**What is required:**
Your result should be the lines holding the word "user", copied from the entries below.

[Entries from a dataset of interfaces]
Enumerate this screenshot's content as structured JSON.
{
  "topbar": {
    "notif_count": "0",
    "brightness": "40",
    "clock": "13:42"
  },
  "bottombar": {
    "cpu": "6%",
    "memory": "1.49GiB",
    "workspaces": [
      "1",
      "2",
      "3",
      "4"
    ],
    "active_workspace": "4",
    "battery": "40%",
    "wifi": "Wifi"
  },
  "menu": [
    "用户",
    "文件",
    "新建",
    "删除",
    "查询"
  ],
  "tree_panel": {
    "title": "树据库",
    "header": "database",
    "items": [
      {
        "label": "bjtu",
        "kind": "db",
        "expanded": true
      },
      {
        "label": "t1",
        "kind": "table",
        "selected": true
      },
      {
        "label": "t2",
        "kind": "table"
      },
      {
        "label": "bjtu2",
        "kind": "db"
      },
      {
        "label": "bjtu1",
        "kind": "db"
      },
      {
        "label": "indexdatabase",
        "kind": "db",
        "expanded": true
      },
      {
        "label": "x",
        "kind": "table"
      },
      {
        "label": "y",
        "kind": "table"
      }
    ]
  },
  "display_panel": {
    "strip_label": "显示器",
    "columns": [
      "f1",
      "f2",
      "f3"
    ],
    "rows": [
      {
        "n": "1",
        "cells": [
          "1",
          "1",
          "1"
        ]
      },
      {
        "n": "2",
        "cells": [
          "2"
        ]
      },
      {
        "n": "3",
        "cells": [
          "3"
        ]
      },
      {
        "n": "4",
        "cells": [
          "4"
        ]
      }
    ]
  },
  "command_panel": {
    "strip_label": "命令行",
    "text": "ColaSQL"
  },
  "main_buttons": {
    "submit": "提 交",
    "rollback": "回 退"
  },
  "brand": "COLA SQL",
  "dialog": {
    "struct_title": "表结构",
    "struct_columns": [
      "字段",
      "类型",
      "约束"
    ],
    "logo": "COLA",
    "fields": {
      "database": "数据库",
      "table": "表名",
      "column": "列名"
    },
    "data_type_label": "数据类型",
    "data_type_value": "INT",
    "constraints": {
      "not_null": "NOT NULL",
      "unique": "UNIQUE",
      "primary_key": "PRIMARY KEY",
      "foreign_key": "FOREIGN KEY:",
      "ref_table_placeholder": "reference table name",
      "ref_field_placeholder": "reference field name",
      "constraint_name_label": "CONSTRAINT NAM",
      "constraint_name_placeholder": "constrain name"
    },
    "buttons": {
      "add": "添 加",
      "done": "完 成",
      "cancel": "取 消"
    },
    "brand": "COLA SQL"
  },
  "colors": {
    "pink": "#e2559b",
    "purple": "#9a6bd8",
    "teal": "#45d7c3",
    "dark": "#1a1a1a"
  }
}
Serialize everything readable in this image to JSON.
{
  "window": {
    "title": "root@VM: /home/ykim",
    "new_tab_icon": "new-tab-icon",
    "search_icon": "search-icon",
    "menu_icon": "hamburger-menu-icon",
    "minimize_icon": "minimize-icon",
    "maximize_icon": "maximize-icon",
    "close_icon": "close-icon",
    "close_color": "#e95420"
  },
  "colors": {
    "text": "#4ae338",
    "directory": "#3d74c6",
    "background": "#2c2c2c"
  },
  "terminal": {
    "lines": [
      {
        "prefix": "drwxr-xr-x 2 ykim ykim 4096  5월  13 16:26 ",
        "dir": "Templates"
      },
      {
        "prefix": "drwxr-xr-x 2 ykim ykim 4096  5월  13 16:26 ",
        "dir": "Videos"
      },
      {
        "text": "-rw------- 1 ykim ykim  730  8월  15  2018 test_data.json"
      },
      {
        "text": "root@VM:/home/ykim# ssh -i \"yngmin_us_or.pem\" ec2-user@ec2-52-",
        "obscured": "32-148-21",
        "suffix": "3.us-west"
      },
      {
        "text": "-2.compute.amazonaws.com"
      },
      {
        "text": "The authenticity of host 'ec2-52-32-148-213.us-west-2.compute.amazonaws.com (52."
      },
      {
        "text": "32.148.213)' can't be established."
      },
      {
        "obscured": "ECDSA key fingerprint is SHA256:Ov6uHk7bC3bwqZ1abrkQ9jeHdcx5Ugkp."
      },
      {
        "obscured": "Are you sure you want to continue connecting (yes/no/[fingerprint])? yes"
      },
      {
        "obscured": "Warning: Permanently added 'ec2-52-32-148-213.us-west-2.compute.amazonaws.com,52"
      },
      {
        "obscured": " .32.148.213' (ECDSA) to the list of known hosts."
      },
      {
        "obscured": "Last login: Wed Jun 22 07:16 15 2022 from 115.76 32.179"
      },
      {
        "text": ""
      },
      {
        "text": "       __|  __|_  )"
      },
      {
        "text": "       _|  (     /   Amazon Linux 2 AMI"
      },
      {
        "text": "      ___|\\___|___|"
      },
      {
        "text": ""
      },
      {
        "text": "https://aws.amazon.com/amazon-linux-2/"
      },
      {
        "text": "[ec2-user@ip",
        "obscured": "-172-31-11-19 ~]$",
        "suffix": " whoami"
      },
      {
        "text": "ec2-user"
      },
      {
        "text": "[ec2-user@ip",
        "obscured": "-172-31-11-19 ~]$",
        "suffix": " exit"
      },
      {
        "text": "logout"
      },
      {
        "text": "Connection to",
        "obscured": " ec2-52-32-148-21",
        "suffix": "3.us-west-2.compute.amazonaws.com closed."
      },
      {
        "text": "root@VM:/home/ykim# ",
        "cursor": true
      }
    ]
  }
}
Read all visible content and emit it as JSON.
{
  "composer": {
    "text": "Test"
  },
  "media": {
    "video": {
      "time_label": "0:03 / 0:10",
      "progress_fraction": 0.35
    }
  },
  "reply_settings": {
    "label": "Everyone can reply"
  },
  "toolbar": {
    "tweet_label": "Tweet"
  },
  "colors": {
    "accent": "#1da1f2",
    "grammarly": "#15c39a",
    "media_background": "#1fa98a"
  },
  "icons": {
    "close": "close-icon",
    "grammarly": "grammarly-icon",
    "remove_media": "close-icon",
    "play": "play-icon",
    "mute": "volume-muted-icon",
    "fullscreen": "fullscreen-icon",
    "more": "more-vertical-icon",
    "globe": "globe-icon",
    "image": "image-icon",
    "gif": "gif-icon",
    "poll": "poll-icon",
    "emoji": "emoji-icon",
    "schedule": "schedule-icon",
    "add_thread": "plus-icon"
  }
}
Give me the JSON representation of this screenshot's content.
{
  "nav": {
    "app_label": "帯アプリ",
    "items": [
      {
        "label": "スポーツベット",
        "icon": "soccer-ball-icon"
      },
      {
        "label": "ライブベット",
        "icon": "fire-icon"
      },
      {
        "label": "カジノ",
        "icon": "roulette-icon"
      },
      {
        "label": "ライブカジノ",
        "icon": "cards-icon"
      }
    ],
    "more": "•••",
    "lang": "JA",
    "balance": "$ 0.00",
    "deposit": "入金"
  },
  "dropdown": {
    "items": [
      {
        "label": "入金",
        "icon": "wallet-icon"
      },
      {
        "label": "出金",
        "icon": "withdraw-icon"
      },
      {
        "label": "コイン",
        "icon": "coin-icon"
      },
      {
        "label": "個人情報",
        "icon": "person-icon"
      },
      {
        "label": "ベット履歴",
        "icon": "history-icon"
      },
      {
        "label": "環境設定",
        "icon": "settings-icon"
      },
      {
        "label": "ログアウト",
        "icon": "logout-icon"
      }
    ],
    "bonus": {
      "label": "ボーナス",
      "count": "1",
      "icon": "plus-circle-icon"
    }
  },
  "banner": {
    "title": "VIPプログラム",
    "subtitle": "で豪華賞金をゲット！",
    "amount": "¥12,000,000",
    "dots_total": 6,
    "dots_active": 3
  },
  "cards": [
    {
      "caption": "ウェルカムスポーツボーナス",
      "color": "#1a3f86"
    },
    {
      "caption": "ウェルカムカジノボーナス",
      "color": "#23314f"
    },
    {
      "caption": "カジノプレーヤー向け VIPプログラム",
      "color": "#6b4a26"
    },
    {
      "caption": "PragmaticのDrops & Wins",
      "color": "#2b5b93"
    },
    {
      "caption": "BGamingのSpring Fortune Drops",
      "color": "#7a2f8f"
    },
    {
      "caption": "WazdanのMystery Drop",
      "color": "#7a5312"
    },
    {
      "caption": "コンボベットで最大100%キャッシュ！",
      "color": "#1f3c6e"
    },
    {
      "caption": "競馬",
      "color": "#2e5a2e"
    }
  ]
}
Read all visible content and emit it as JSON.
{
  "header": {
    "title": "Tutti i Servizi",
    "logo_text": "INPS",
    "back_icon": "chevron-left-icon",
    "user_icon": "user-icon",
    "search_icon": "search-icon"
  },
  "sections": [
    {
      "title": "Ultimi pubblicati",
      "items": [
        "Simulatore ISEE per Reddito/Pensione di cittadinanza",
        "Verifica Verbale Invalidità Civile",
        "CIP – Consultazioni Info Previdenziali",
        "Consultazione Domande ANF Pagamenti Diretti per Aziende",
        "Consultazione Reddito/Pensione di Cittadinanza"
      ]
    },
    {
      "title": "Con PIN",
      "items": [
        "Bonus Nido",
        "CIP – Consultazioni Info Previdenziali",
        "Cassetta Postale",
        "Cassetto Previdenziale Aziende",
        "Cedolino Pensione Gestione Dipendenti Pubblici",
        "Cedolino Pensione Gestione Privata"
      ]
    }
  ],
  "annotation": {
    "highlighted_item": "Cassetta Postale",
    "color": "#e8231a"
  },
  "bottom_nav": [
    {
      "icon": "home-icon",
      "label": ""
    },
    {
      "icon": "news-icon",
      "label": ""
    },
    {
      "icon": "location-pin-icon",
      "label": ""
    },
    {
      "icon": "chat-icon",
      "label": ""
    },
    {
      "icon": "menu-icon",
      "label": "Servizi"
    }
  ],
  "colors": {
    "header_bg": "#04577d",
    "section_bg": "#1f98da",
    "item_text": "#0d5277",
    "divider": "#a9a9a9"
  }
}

**Answer to this problem:**
        "text": "root@VM:/home/ykim# ssh -i \"yngmin_us_or.pem\" ec2-user@ec2-52-",
        "text": "[ec2-user@ip",
        "text": "ec2-user"
        "text": "[ec2-user@ip",
    "user_icon": "user-icon",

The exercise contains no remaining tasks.